Ask any normal red-blooded kid what he looks forward to most about Christmas and he will unabashedly state, “the presents!” (and stop just short of adding “duh!”) Children aren’t selfish, per se; they like getting presents and have been taught to expect things. So before you say a child is spoiled or selfish, look to home. Because parents talk big about the importance of giving over receiving and they overspend, overindulge and over-gift children. This reinforces to kids that getting is the essence of Christmas. Need ideas to teach children holiday generosity and unselfishness? The best medicine for the greedy, green-eyed gimmes is giving. Here are pay-it-forward activities.
Purge toys. Advent is the Christian season of penance before Christmas (kind of like Lent before Easter). Catholics spend (or should spend) those four weeks leading up to Christmas in service and preparation. To teach awareness of global poverty, compared to a child’s own prosperity. Purge toy cupboards and donated gently-used items. Before Christmas, assign to collect X-number of toys to weed out. A good ratio is to donate one old for every new one they’ll get. This keeps them from getting too greedy and possessive. Make a family event of bringing the toys to a rescue mission, homeless shelter, church or mission. Not only does this teach children unselfishness, it reduces clutter in your home.
Teach genuine generosity and unselfishness. Many times, the toys children find to donate are broken. Kids should not be allowed to give away their junk thinking they’re doing a good deed. That’s not sharing, it’s unloading trash. Remind them that nobody wants someone else’s worthless castoffs for Christmas (or at any time). It’s greedy, degrading and negates the value of giving. Real gifts cost the giver something. Most parents have gone without so that they have money to give their children things. Giving should hurt a little. Teach kids that just as parents sacrifice for their children, children should give sacrificially too.
Teach solidarity. Before giving any toy, even a new one, ask kids what things they would like to receive. Encourage them to put themselves in the receiving child’s shoes. Give toys for kids in your children’s age groups. Buy gifts in multiples: if you’re giving your daughter a doll, give a similar one for a same-age girl. Allow kids to choose presents for toy drives or church donations. Children should put as much thought into what they give as they do in what they give. They learn shopping skills, money math, generosity, unselfishness and empathy.
Encourage donations of money and time. Children should volunteer their efforts. That’s giving too. Encourage them to choose one act of service for every holiday giving event they attend. If kids receive allowances, they should not to be greedy and keep it all for themselves. They should contribute some of it. This can start a life-long tradition of generosity. This author’s oldest daughter began donating to St. Jude’s Children’s Hospital in kindergarten. The class did math problems in a school “math-a-thon” to raise money. 22 years later, she still supports the organization.
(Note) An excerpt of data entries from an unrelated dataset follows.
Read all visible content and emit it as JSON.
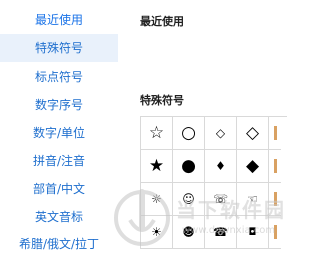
{
  "sidebar": {
    "items": [
      {
        "label": "最近使用"
      },
      {
        "label": "特殊符号"
      },
      {
        "label": "标点符号"
      },
      {
        "label": "数字序号"
      },
      {
        "label": "数字/单位"
      },
      {
        "label": "拼音/注音"
      },
      {
        "label": "部首/中文"
      },
      {
        "label": "英文音标"
      },
      {
        "label": "希腊/俄文/拉丁"
      }
    ]
  },
  "main": {
    "recent_title": "最近使用",
    "special_title": "特殊符号",
    "symbols": [
      [
        "☆",
        "○",
        "◇",
        "◇"
      ],
      [
        "★",
        "●",
        "♦",
        "◆"
      ],
      [
        "☼",
        "☺",
        "☏",
        "☜"
      ],
      [
        "☀",
        "☻",
        "☎",
        "◘"
      ]
    ]
  },
  "watermark": {
    "brand": "当下软件园",
    "url": "www.downxia.com"
  }
}
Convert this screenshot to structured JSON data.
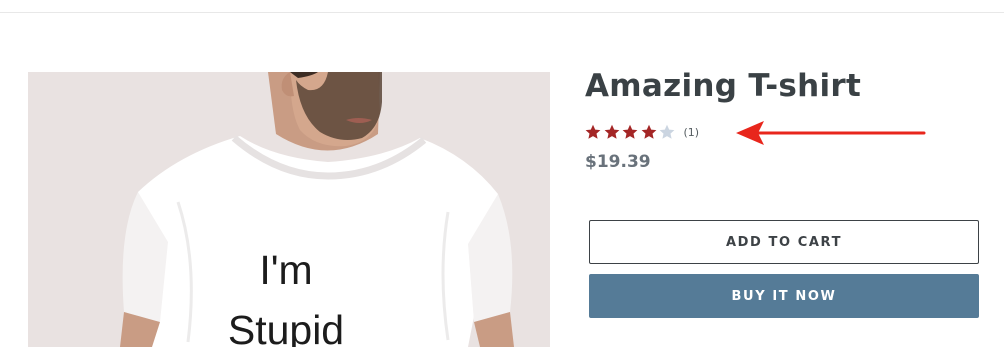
{
  "product": {
    "title": "Amazing T-shirt",
    "image": {
      "shirt_text_line1": "I'm",
      "shirt_text_line2": "Stupid"
    },
    "rating": {
      "value": 4,
      "max": 5,
      "review_count_label": "(1)",
      "filled_color": "#a42626",
      "empty_color": "#cbd5e1"
    },
    "price": "$19.39"
  },
  "actions": {
    "add_to_cart_label": "ADD TO CART",
    "buy_now_label": "BUY IT NOW"
  },
  "annotation": {
    "arrow_color": "#e8261c"
  }
}
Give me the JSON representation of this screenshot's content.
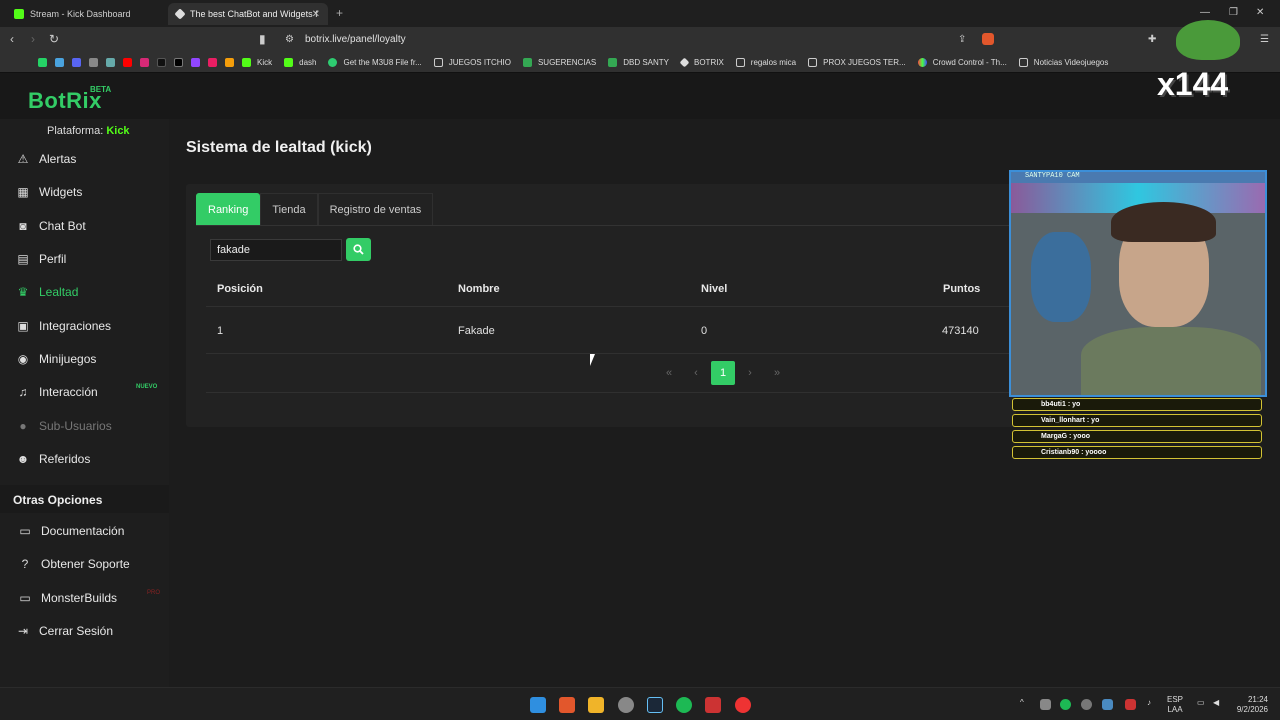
{
  "browser": {
    "tabs": [
      {
        "title": "Stream - Kick Dashboard"
      },
      {
        "title": "The best ChatBot and Widgets f"
      }
    ],
    "url": "botrix.live/panel/loyalty",
    "bookmarks": [
      "Kick",
      "dash",
      "Get the M3U8 File fr...",
      "JUEGOS ITCHIO",
      "SUGERENCIAS",
      "DBD SANTY",
      "BOTRIX",
      "regalos mica",
      "PROX JUEGOS TER...",
      "Crowd Control - Th...",
      "Noticias Videojuegos"
    ]
  },
  "app": {
    "logo": "BotRix",
    "beta": "BETA",
    "platform_label": "Plataforma:",
    "platform_value": "Kick",
    "sidebar": [
      {
        "label": "Alertas",
        "icon": "bell-icon"
      },
      {
        "label": "Widgets",
        "icon": "grid-icon"
      },
      {
        "label": "Chat Bot",
        "icon": "robot-icon"
      },
      {
        "label": "Perfil",
        "icon": "id-card-icon"
      },
      {
        "label": "Lealtad",
        "icon": "trophy-icon"
      },
      {
        "label": "Integraciones",
        "icon": "list-icon"
      },
      {
        "label": "Minijuegos",
        "icon": "gamepad-icon"
      },
      {
        "label": "Interacción",
        "icon": "music-icon"
      },
      {
        "label": "Sub-Usuarios",
        "icon": "users-icon"
      },
      {
        "label": "Referidos",
        "icon": "user-plus-icon"
      }
    ],
    "nuevo_badge": "NUEVO",
    "other_options_title": "Otras Opciones",
    "other_options": [
      {
        "label": "Documentación",
        "icon": "book-icon"
      },
      {
        "label": "Obtener Soporte",
        "icon": "question-icon"
      },
      {
        "label": "MonsterBuilds",
        "icon": "monitor-icon"
      },
      {
        "label": "Cerrar Sesión",
        "icon": "logout-icon"
      }
    ],
    "pro_badge": "PRO"
  },
  "main": {
    "title": "Sistema de lealtad (kick)",
    "tabs": [
      "Ranking",
      "Tienda",
      "Registro de ventas"
    ],
    "search_value": "fakade",
    "columns": [
      "Posición",
      "Nombre",
      "Nivel",
      "Puntos"
    ],
    "rows": [
      {
        "position": "1",
        "name": "Fakade",
        "level": "0",
        "points": "473140"
      }
    ],
    "pagination": {
      "first": "«",
      "prev": "‹",
      "current": "1",
      "next": "›",
      "last": "»"
    }
  },
  "overlay": {
    "cam_title": "SANTYPA10 CAM",
    "counter": "x144",
    "chat": [
      "bb4uti1 : yo",
      "Vain_llonhart : yo",
      "MargaG : yooo",
      "Cristianb90 : yoooo"
    ]
  },
  "taskbar": {
    "lang": "ESP",
    "lang2": "LAA",
    "time": "21:24",
    "date": "9/2/2026"
  },
  "colors": {
    "accent": "#33cc66",
    "kick_green": "#53fc18"
  }
}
Another child makes it a point to put cash in each Salvation Army bucket he sees. That habit began when he was two and was given money for the collection.
Host a Santa’s toy shop and collect secondhand, recycled, refurbished toys. There is no shame in giving secondhand toys to kids in need, if you also gave your own children secondhand presents. It’s a great way to save money plus it teaches children to “make it do, use it up, wear it out, make it last.” So host a toy fix-up workshop. Before donating toys, make sure they are clean and in working order. Teach children how to repair broken parts, replace batteries and made sure all toys are properly assembled and in good working order. If toys are missing boxes, put parts in a zippered bag and write out instructions for use. Encourage unselfishness by modeling. Lead by example in sharing, caring and generosity.